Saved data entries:
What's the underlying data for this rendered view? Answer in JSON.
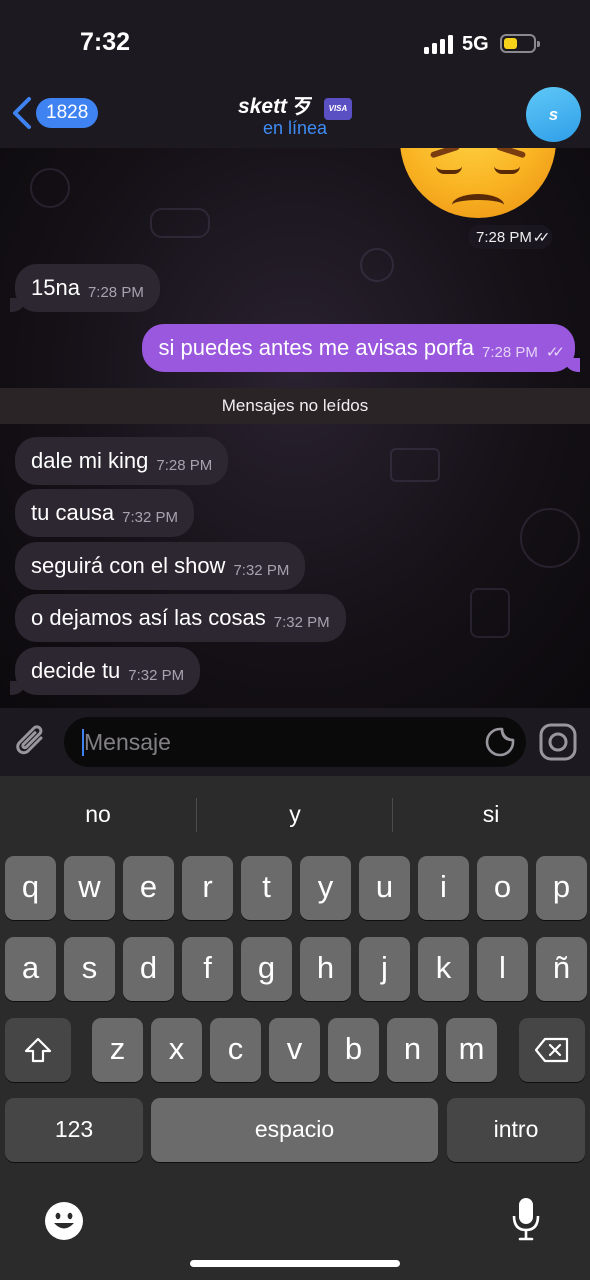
{
  "status_bar": {
    "time": "7:32",
    "network": "5G",
    "battery_level": 0.45,
    "signal_bars": 4
  },
  "header": {
    "back_count": "1828",
    "chat_name": "skett",
    "name_extra": "歹",
    "badge_text": "VISA",
    "status": "en línea",
    "avatar_initial": "s",
    "accent_color": "#3f83f3"
  },
  "messages": [
    {
      "kind": "sticker",
      "emoji": "😞",
      "time": "7:28 PM",
      "direction": "out"
    },
    {
      "kind": "text",
      "direction": "in",
      "text": "15na",
      "time": "7:28 PM"
    },
    {
      "kind": "text",
      "direction": "out",
      "text": "si puedes antes me avisas porfa",
      "time": "7:28 PM"
    },
    {
      "kind": "divider",
      "text": "Mensajes no leídos"
    },
    {
      "kind": "text",
      "direction": "in",
      "text": "dale mi king",
      "time": "7:28 PM"
    },
    {
      "kind": "text",
      "direction": "in",
      "text": "tu causa",
      "time": "7:32 PM"
    },
    {
      "kind": "text",
      "direction": "in",
      "text": "seguirá con el show",
      "time": "7:32 PM"
    },
    {
      "kind": "text",
      "direction": "in",
      "text": "o dejamos así las cosas",
      "time": "7:32 PM"
    },
    {
      "kind": "text",
      "direction": "in",
      "text": "decide tu",
      "time": "7:32 PM"
    }
  ],
  "input": {
    "placeholder": "Mensaje"
  },
  "keyboard": {
    "suggestions": [
      "no",
      "y",
      "si"
    ],
    "row1": [
      "q",
      "w",
      "e",
      "r",
      "t",
      "y",
      "u",
      "i",
      "o",
      "p"
    ],
    "row2": [
      "a",
      "s",
      "d",
      "f",
      "g",
      "h",
      "j",
      "k",
      "l",
      "ñ"
    ],
    "row3": [
      "z",
      "x",
      "c",
      "v",
      "b",
      "n",
      "m"
    ],
    "numbers_label": "123",
    "space_label": "espacio",
    "return_label": "intro"
  },
  "colors": {
    "outgoing_bubble": "#9a58de",
    "incoming_bubble": "#2c2731",
    "link": "#3f8cf5"
  }
}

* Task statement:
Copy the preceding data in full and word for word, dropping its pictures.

* Answer to this exercise:
What's the underlying data for this rendered view? Answer in JSON.
{
  "status_bar": {
    "time": "7:32",
    "network": "5G",
    "battery_level": 0.45,
    "signal_bars": 4
  },
  "header": {
    "back_count": "1828",
    "chat_name": "skett",
    "name_extra": "歹",
    "badge_text": "VISA",
    "status": "en línea",
    "avatar_initial": "s",
    "accent_color": "#3f83f3"
  },
  "messages": [
    {
      "kind": "sticker",
      "emoji": "😞",
      "time": "7:28 PM",
      "direction": "out"
    },
    {
      "kind": "text",
      "direction": "in",
      "text": "15na",
      "time": "7:28 PM"
    },
    {
      "kind": "text",
      "direction": "out",
      "text": "si puedes antes me avisas porfa",
      "time": "7:28 PM"
    },
    {
      "kind": "divider",
      "text": "Mensajes no leídos"
    },
    {
      "kind": "text",
      "direction": "in",
      "text": "dale mi king",
      "time": "7:28 PM"
    },
    {
      "kind": "text",
      "direction": "in",
      "text": "tu causa",
      "time": "7:32 PM"
    },
    {
      "kind": "text",
      "direction": "in",
      "text": "seguirá con el show",
      "time": "7:32 PM"
    },
    {
      "kind": "text",
      "direction": "in",
      "text": "o dejamos así las cosas",
      "time": "7:32 PM"
    },
    {
      "kind": "text",
      "direction": "in",
      "text": "decide tu",
      "time": "7:32 PM"
    }
  ],
  "input": {
    "placeholder": "Mensaje"
  },
  "keyboard": {
    "suggestions": [
      "no",
      "y",
      "si"
    ],
    "row1": [
      "q",
      "w",
      "e",
      "r",
      "t",
      "y",
      "u",
      "i",
      "o",
      "p"
    ],
    "row2": [
      "a",
      "s",
      "d",
      "f",
      "g",
      "h",
      "j",
      "k",
      "l",
      "ñ"
    ],
    "row3": [
      "z",
      "x",
      "c",
      "v",
      "b",
      "n",
      "m"
    ],
    "numbers_label": "123",
    "space_label": "espacio",
    "return_label": "intro"
  },
  "colors": {
    "outgoing_bubble": "#9a58de",
    "incoming_bubble": "#2c2731",
    "link": "#3f8cf5"
  }
}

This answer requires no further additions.